Model #4 = Retail Business, Catalog Heritage
• These are interesting business models. Be it Coldwater Creek, Williams Sonoma, Lands' End or now Dell, these businesses practice true multichannel marketing, but with a strong focus on ROI. The catalog heritage drives measurement of all advertising activities across all channels. If an aspiring individual wanted the best multichannel lab to build multichannel skills in, I believe these environments provide the best place to gain valuable, portable experience.
Model #5 = Online Business, Retail Heritage
Model #6 = Online Pureplay
• These businesses are fundamentally different than the five models described above. These businesses were born online, and utilize a marketing strategy fundamentally different than other businesses. Traffic is driven by online marketing strategies. To compensate for what I call "channel disadvantage" --- not having catalogs or stores, these businesses utilize free-shipping, free-returns, and rock-bottom pricing to gain a competitive advantage. These businesses need to grow to a size large enough to overcome margin and shipping revenue shortfalls. Zappos is probably the best example of a business in this category. The online marketing departments in these companies offer spectacular laboratories for learning online marketing strategies. If I were a college student today, this would be one of my primary industries to target for employment.
Strategically, it is very important to understand where your business model falls on this continuum. The way you utilize multichannel marketing and advertising strategies is highly dependent upon the customer base you have, coupled with your heritage and objectives.

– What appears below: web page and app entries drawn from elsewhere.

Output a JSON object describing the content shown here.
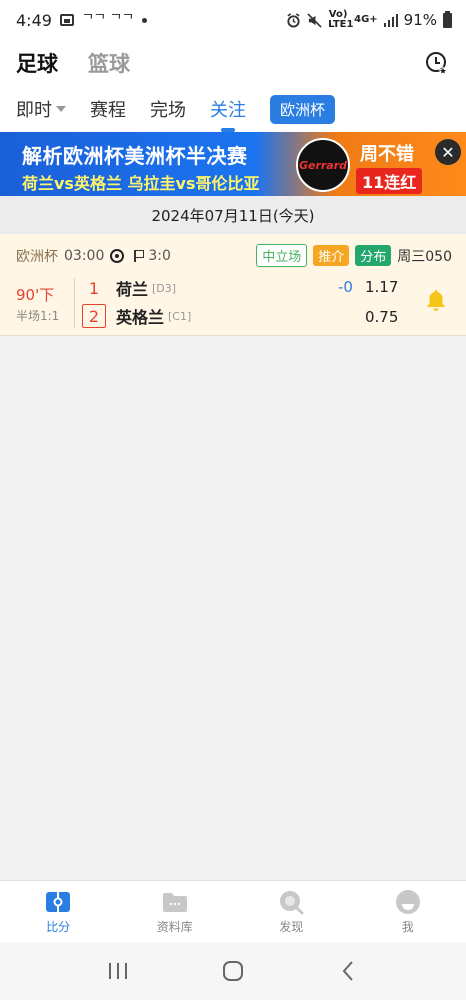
{
  "status_bar": {
    "time": "4:49",
    "carrier_label": "ᄀᄀ ᄀᄀ",
    "battery": "91%",
    "network_volte": "Vo) LTE1",
    "network_4g": "4G+"
  },
  "top_nav": {
    "tabs": [
      {
        "label": "足球"
      },
      {
        "label": "篮球"
      }
    ]
  },
  "sub_tabs": {
    "tabs": [
      {
        "label": "即时"
      },
      {
        "label": "赛程"
      },
      {
        "label": "完场"
      },
      {
        "label": "关注"
      }
    ],
    "chip": "欧洲杯"
  },
  "banner": {
    "line1": "解析欧洲杯美洲杯半决赛",
    "line2": "荷兰vs英格兰 乌拉圭vs哥伦比亚",
    "logo_text": "Gerrard",
    "right1": "周不错",
    "right2": "11连红"
  },
  "date_header": "2024年07月11日(今天)",
  "match": {
    "league": "欧洲杯",
    "time": "03:00",
    "corners": "3:0",
    "badges": [
      "中立场",
      "推介",
      "分布"
    ],
    "match_no": "周三050",
    "minute": "90'下",
    "halftime": "半场1:1",
    "home": {
      "score": "1",
      "name": "荷兰",
      "rank": "[D3]"
    },
    "away": {
      "score": "2",
      "name": "英格兰",
      "rank": "[C1]"
    },
    "handicap": "-0",
    "odds_home": "1.17",
    "odds_away": "0.75"
  },
  "bottom_nav": {
    "items": [
      {
        "label": "比分"
      },
      {
        "label": "资料库"
      },
      {
        "label": "发现"
      },
      {
        "label": "我"
      }
    ]
  },
  "colors": {
    "accent": "#2a7de1",
    "live_red": "#e5432f",
    "card_bg": "#fff6e6"
  }
}
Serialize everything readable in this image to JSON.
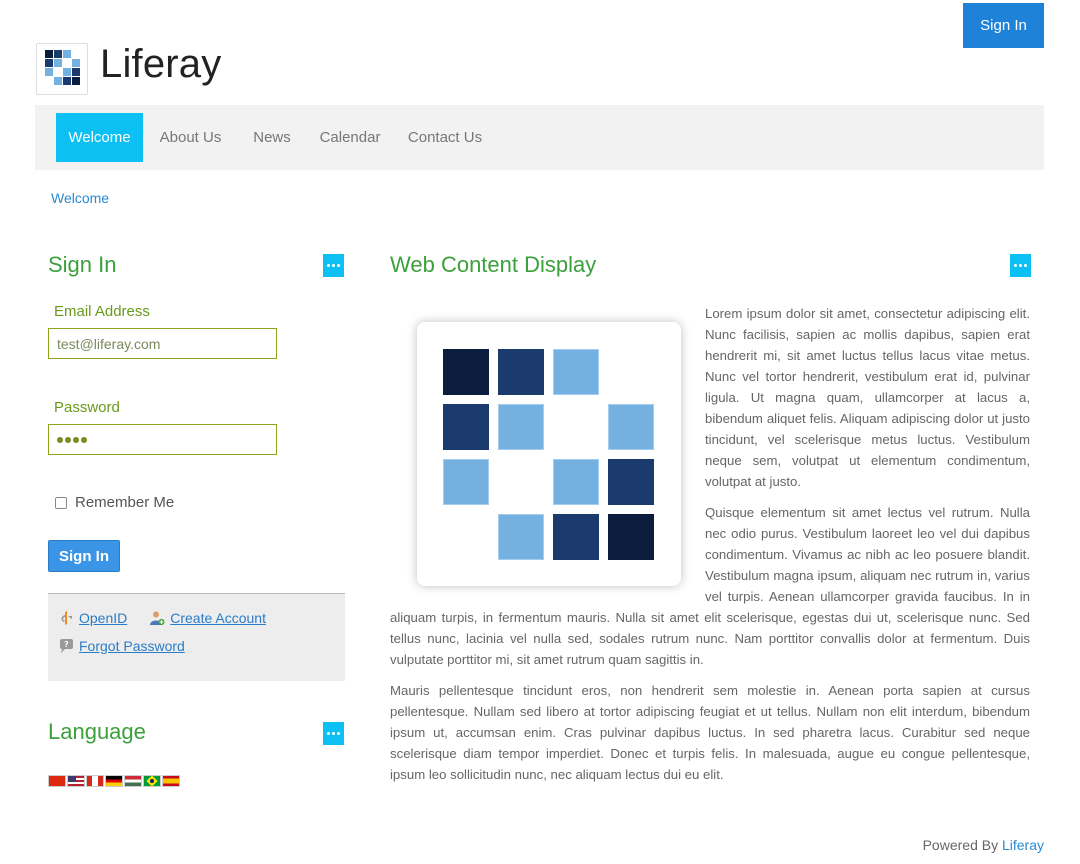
{
  "header": {
    "sign_in_label": "Sign In",
    "site_title": "Liferay"
  },
  "nav": {
    "items": [
      {
        "label": "Welcome",
        "active": true
      },
      {
        "label": "About Us",
        "active": false
      },
      {
        "label": "News",
        "active": false
      },
      {
        "label": "Calendar",
        "active": false
      },
      {
        "label": "Contact Us",
        "active": false
      }
    ]
  },
  "breadcrumb": "Welcome",
  "sign_in_portlet": {
    "title": "Sign In",
    "email_label": "Email Address",
    "email_value": "test@liferay.com",
    "password_label": "Password",
    "password_length": 4,
    "remember_label": "Remember Me",
    "submit_label": "Sign In",
    "links": {
      "openid": "OpenID",
      "create_account": "Create Account",
      "forgot_password": "Forgot Password"
    }
  },
  "language_portlet": {
    "title": "Language",
    "flags": [
      "zh-CN",
      "en-US",
      "en-CA",
      "de-DE",
      "hu-HU",
      "pt-BR",
      "es-ES"
    ]
  },
  "web_content": {
    "title": "Web Content Display",
    "paragraph_1": "Lorem ipsum dolor sit amet, consectetur adipiscing elit. Nunc facilisis, sapien ac mollis dapibus, sapien erat hendrerit mi, sit amet luctus tellus lacus vitae metus. Nunc vel tortor hendrerit, vestibulum erat id, pulvinar ligula. Ut magna quam, ullamcorper at lacus a, bibendum aliquet felis. Aliquam adipiscing dolor ut justo tincidunt, vel scelerisque metus luctus. Vestibulum neque sem, volutpat ut elementum condimentum, volutpat at justo.",
    "paragraph_2": "Quisque elementum sit amet lectus vel rutrum. Nulla nec odio purus. Vestibulum laoreet leo vel dui dapibus condimentum. Vivamus ac nibh ac leo posuere blandit. Vestibulum magna ipsum, aliquam nec rutrum in, varius vel turpis. Aenean ullamcorper gravida faucibus. In in aliquam turpis, in fermentum mauris. Nulla sit amet elit scelerisque, egestas dui ut, scelerisque nunc. Sed tellus nunc, lacinia vel nulla sed, sodales rutrum nunc. Nam porttitor convallis dolor at fermentum. Duis vulputate porttitor mi, sit amet rutrum quam sagittis in.",
    "paragraph_3": "Mauris pellentesque tincidunt eros, non hendrerit sem molestie in. Aenean porta sapien at cursus pellentesque. Nullam sed libero at tortor adipiscing feugiat et ut tellus. Nullam non elit interdum, bibendum ipsum ut, accumsan enim. Cras pulvinar dapibus luctus. In sed pharetra lacus. Curabitur sed neque scelerisque diam tempor imperdiet. Donec et turpis felis. In malesuada, augue eu congue pellentesque, ipsum leo sollicitudin nunc, nec aliquam lectus dui eu elit."
  },
  "footer": {
    "prefix": "Powered By",
    "link": "Liferay"
  },
  "colors": {
    "accent": "#0cc0f4",
    "portlet_title": "#3ca03c",
    "link": "#2a8ad2",
    "button": "#1e82d8"
  }
}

Cataloging makes less sense for business models five and six. Traditional cataloging strategies are frequently not congruent with brand-based retail models and online pureplays.

Online marketing makes less sense in the short term for business models one and two. These business models are supported by customers who are not willing to shop on the web without the benefit of catalog merchandise presentation.

Matchback and analytical expertise are probably most critical in business models three and four. Catalog businesses that migrated from model one to model two to model three have the best opportunity to overcome postal increases, because the customers shopping these businesses will purchase online if catalog frequency is reduced.

Your turn, my loyal reader! What e-commerce business models are missing from this list? How might you change these categorizations to make more sense?

## January 08, 2007

### Saks Fifth Avenue E-Mail Campaign

Today, I received the following e-mail from Saks Fifth Avenue, sent to their e-mail subscriber list.

There were tabs above this image that the customer could click through to visit specific merchandise divisions. However, the title of the e-mail was "Presenting A Fresh New Face Of Saks Fifth Avenue", so the purpose of the e-mail was to specifically tell customers that there is a new logo --- "Presenting our latest logo, a classic script rendered with a fresh, new face".

Saks has been around for an awfully long time, so they obviously know what they are doing. I guess I am confused how I, as a customer, benefit from this announcement. I am also confused as to how Saks sells more merchandise because of this announcement. What do you think?